#### [WHAT IS BEING ASKED]
Using the records below, find every line that includes "title" and copy it.

[Start of Attachment]

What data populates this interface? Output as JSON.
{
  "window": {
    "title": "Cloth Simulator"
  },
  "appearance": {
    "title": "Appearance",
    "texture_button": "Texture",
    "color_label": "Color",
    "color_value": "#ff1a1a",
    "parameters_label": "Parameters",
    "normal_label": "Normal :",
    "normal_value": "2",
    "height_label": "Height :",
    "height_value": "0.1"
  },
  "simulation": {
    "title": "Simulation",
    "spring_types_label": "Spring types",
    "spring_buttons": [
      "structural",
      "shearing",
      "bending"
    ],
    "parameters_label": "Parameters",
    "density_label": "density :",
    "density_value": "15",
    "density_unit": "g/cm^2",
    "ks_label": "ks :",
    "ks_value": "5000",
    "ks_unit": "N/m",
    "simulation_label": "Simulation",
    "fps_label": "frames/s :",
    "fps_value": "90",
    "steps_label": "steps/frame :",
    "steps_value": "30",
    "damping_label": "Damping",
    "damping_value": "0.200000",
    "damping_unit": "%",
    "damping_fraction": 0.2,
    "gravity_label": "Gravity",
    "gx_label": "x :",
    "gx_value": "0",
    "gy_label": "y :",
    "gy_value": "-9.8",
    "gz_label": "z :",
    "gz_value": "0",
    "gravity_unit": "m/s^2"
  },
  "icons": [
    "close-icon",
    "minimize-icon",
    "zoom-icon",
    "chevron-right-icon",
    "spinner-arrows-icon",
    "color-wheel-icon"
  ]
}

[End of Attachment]

#### [SOLUTION]
    "title": "Cloth Simulator"
    "title": "Appearance",
    "title": "Simulation",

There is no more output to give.